- Sub out the 12 ounces of artichoke hearts for about 12 ounces of other foods/flavors, like bacon, asparagus, chicken, prosciutto or other ham, OR
- Sub out the 12 ounces of artichoke hearts for a combination of things, such as a mix of prosciutto and asparagus, or a mix of canned green chilies and bacon.
A CAVEAT ON RAW FOODS:If you should opt for something like fresh sausage, or other uncooked meat, make sure it is cooked well before it is added to this recipe. The baking time is far too short to completely cook through things like fresh pork sausage or chicken or other fresh meats or fish. Do not add anything you could not eat before adding it. The eggs in the recipe have plenty of time to set around the fillings, but the fillings need to be pre-cooked.
|Smoky Squash and Prosciutto Mini Quiches|
Back to the recipe I created last week, this time I wanted something really different. I baked a butternut squash and pureed it, using just ¾ cup of mashed squash. I had been using Smoked Fontina in other recipes recently and it is a really nice cheese for melting, so I thought I would shred the Smoked Fontina for a smoky flavor and use Prosciutto (actually I used Serrano Ham this time, but Prosciutto is more easily found - they are very similar in style). I also opted to add a bit of Pimenton de la Vera, or Spanish Smoked Paprika, just to help out the smoky flavor.
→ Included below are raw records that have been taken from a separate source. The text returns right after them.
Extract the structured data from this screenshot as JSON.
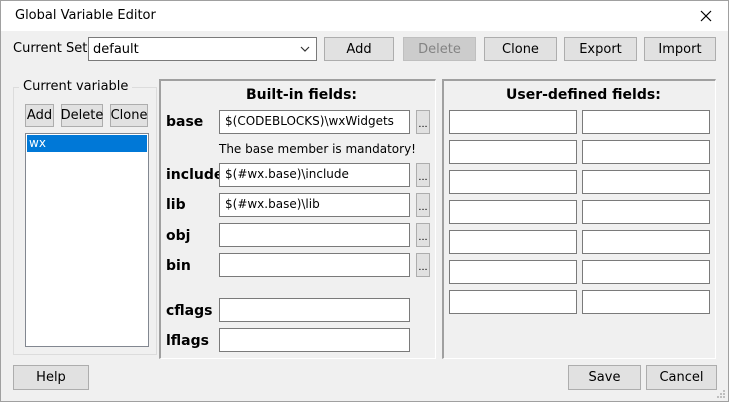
{
  "window": {
    "title": "Global Variable Editor"
  },
  "top": {
    "current_set_label": "Current Set:",
    "current_set_value": "default",
    "add": "Add",
    "delete": "Delete",
    "clone": "Clone",
    "export": "Export",
    "import": "Import"
  },
  "left": {
    "group_title": "Current variable",
    "add": "Add",
    "delete": "Delete",
    "clone": "Clone",
    "items": [
      "wx"
    ]
  },
  "builtin": {
    "title": "Built-in fields:",
    "base_label": "base",
    "base_value": "$(CODEBLOCKS)\\wxWidgets",
    "mandatory_note": "The base member is mandatory!",
    "include_label": "include",
    "include_value": "$(#wx.base)\\include",
    "lib_label": "lib",
    "lib_value": "$(#wx.base)\\lib",
    "obj_label": "obj",
    "obj_value": "",
    "bin_label": "bin",
    "bin_value": "",
    "cflags_label": "cflags",
    "cflags_value": "",
    "lflags_label": "lflags",
    "lflags_value": "",
    "browse": "..."
  },
  "user": {
    "title": "User-defined fields:"
  },
  "bottom": {
    "help": "Help",
    "save": "Save",
    "cancel": "Cancel"
  }
}
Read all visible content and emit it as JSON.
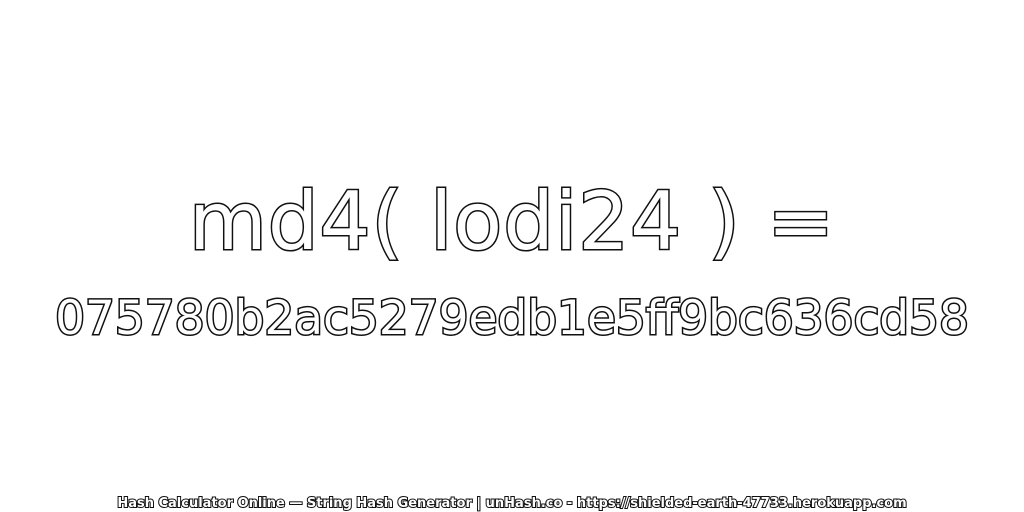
{
  "expression": "md4( lodi24 ) =",
  "hash_value": "075780b2ac5279edb1e5ff9bc636cd58",
  "footer": "Hash Calculator Online — String Hash Generator | unHash.co - https://shielded-earth-47733.herokuapp.com",
  "colors": {
    "background": "#ffffff",
    "text_fill": "#ffffff",
    "text_outline": "#111111"
  }
}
When I went to the store to get the Smoked Fontina - they were entirely out! So I used an 8-ounce block of Smoked Gouda, which worked wonderfully well. In fact, this particular variation may well by my all-time favorite - they were really addictive. I wanted these to look pretty in photos of the Open House, so this time I decided to slice some cherry tomatoes and set one little slice atop each scoop of the mixture before baking. The tomato does not really cook through, maintaining its red color nicely and making them very attractive.
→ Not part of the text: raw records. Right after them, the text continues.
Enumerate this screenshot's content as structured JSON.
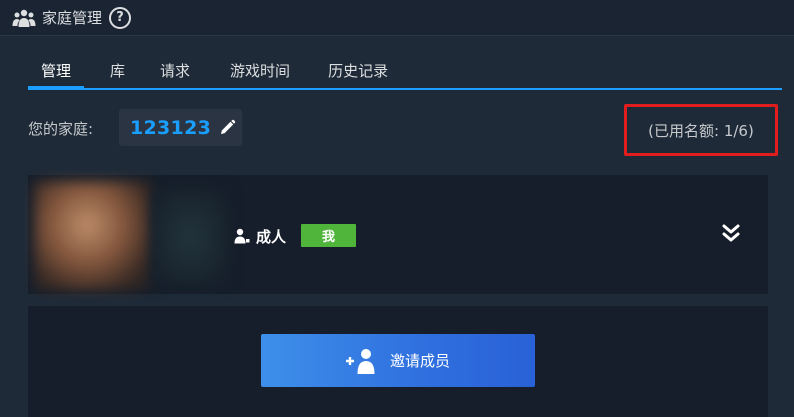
{
  "window": {
    "title": "家庭管理",
    "help_icon": "help-circle-icon",
    "title_icon": "family-icon"
  },
  "tabs": [
    {
      "label": "管理",
      "active": true
    },
    {
      "label": "库",
      "active": false
    },
    {
      "label": "请求",
      "active": false
    },
    {
      "label": "游戏时间",
      "active": false
    },
    {
      "label": "历史记录",
      "active": false
    }
  ],
  "family": {
    "label": "您的家庭:",
    "name": "123123",
    "edit_icon": "pencil-icon",
    "quota_text": "(已用名额: 1/6)"
  },
  "member": {
    "role_label": "成人",
    "role_icon": "person-icon",
    "badge": "我",
    "expand_icon": "double-chevron-down-icon"
  },
  "invite": {
    "button_label": "邀请成员",
    "icon": "add-person-icon"
  },
  "colors": {
    "accent": "#1a9fff",
    "badge_green": "#4fb53b",
    "highlight_red": "#e21d1d",
    "background": "#1e2a38",
    "card": "#151e2a"
  }
}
Thoughts on "mini" muffin tins:I have seen all sorts of things being called "mini". Many are nowhere what I would call mini. When I write of mini-muffin tins, I mean the ones with a base of approximately one-inch in diameter, slightly more or less. It gets more confusing when looking at "Mini-Cheesecake Pans," which fall somewhere between these two in size.
Makes about 30 to 35 cocktail bites
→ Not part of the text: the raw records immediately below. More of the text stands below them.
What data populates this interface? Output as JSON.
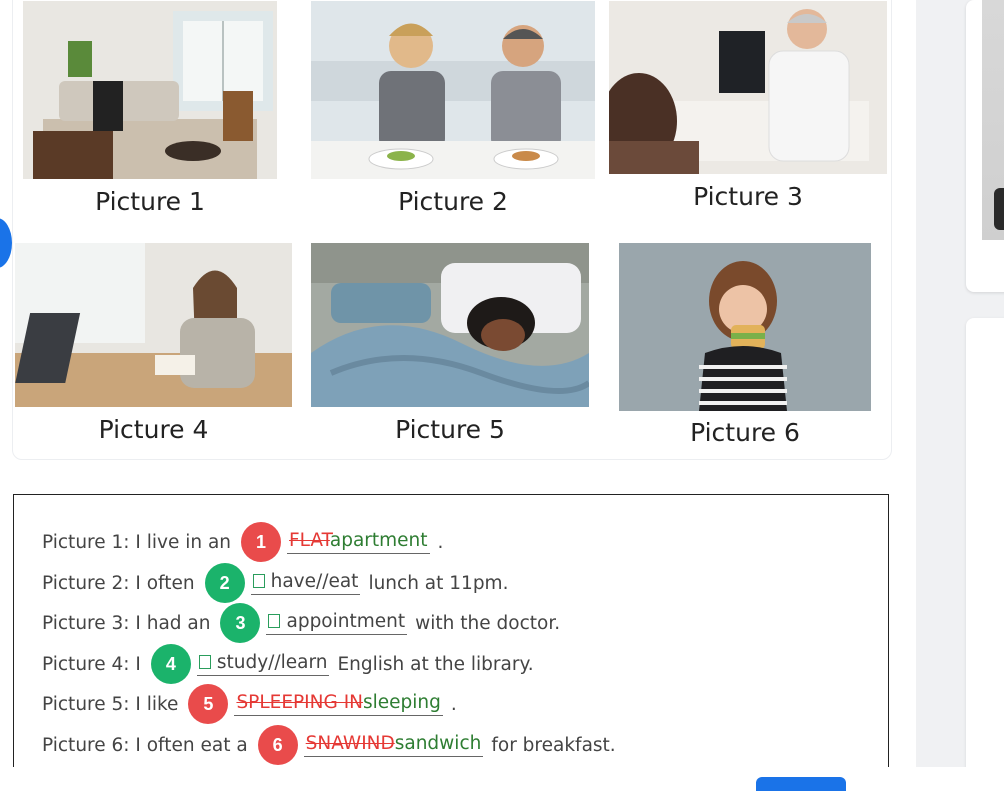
{
  "pictures": [
    {
      "caption": "Picture 1",
      "scene": "living-room"
    },
    {
      "caption": "Picture 2",
      "scene": "business-lunch"
    },
    {
      "caption": "Picture 3",
      "scene": "doctor-appointment"
    },
    {
      "caption": "Picture 4",
      "scene": "student-studying"
    },
    {
      "caption": "Picture 5",
      "scene": "woman-sleeping"
    },
    {
      "caption": "Picture 6",
      "scene": "girl-eating-sandwich"
    }
  ],
  "exercise": {
    "lines": [
      {
        "prefix": "Picture 1: I live in an",
        "number": "1",
        "status": "wrong",
        "wrong": "FLAT",
        "correct": "apartment",
        "suffix": "."
      },
      {
        "prefix": "Picture 2: I often",
        "number": "2",
        "status": "right",
        "answer": "have//eat",
        "suffix": "lunch at 11pm."
      },
      {
        "prefix": "Picture 3: I had an",
        "number": "3",
        "status": "right",
        "answer": "appointment",
        "suffix": "with the doctor."
      },
      {
        "prefix": "Picture 4: I",
        "number": "4",
        "status": "right",
        "answer": "study//learn",
        "suffix": "English at the library."
      },
      {
        "prefix": "Picture 5: I like",
        "number": "5",
        "status": "wrong",
        "wrong": "SPLEEPING IN",
        "correct": "sleeping",
        "suffix": "."
      },
      {
        "prefix": "Picture 6: I often eat a",
        "number": "6",
        "status": "wrong",
        "wrong": "SNAWIND",
        "correct": "sandwich",
        "suffix": "for breakfast."
      }
    ]
  },
  "colors": {
    "wrong_badge": "#e94b4b",
    "right_badge": "#1bb36b",
    "strike_text": "#e53935",
    "correct_text": "#2e7d32",
    "primary_button": "#1a73e8"
  }
}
4 large eggs
6 saltine crackers, crushed
¾ cup chopped scallions
¾ cup cooked butternut squash, mashed
8 ounces smoked Fontina or Gouda cheese
½ cup freshly grated Parmigiano-Reggiano cheese
3 ounces Prosciutto or Serrano Ham, minced
1 teaspoon Pimenton de la Vera/Smoked Paprika (more or less as desired)
Dash hot sauce
Preheat oven to 350 degrees. With cooking spray, spray the wells of mini muffin tins, set aside.
In a mixing bowl, whisk together the first 9 ingredients until well combined. Use a small (about 2 teaspoon) "cookie scoop", or use about 2 teaspoons of the mixture into each mini-muffin well. Slice the cherry tomatoes, discarding the two ends. Place one perfect slice on top of the filling in each well. Bake the quiches for about 18 to 20 minutes, turning the pan halfway through the baking time. Out of the oven, let stand for 2 to 3 minutes, then use a sharp knife to loosen the edges, then lift each of the quiches. Set them onto a rack to cool.
|Slice cherry tomatoes, place on unbaked quiches and bake|
They may be served immediately, while warm or at room temperature. They may be wrapped tightly and frozen, for up to 3 weeks. Set them onto a baking sheet to thaw slightly, then reheat at 350 degrees for 7 to 10 minutes.
My passion is teaching people how to create a harmony of flavors with their cooking, and passing along my love and joy of food, both simple or exotic, plain or fancy. I continue my journey in ethnic and domestic cuisines, trying new things weekly. I would love to hear from you, to help me continue my journey to explore diverse culinary experiences and hopefully to start you on a journey of your own. Join me also at A Harmony of Flavors on Facebook, and Pinterest and sign up for my Newsletter.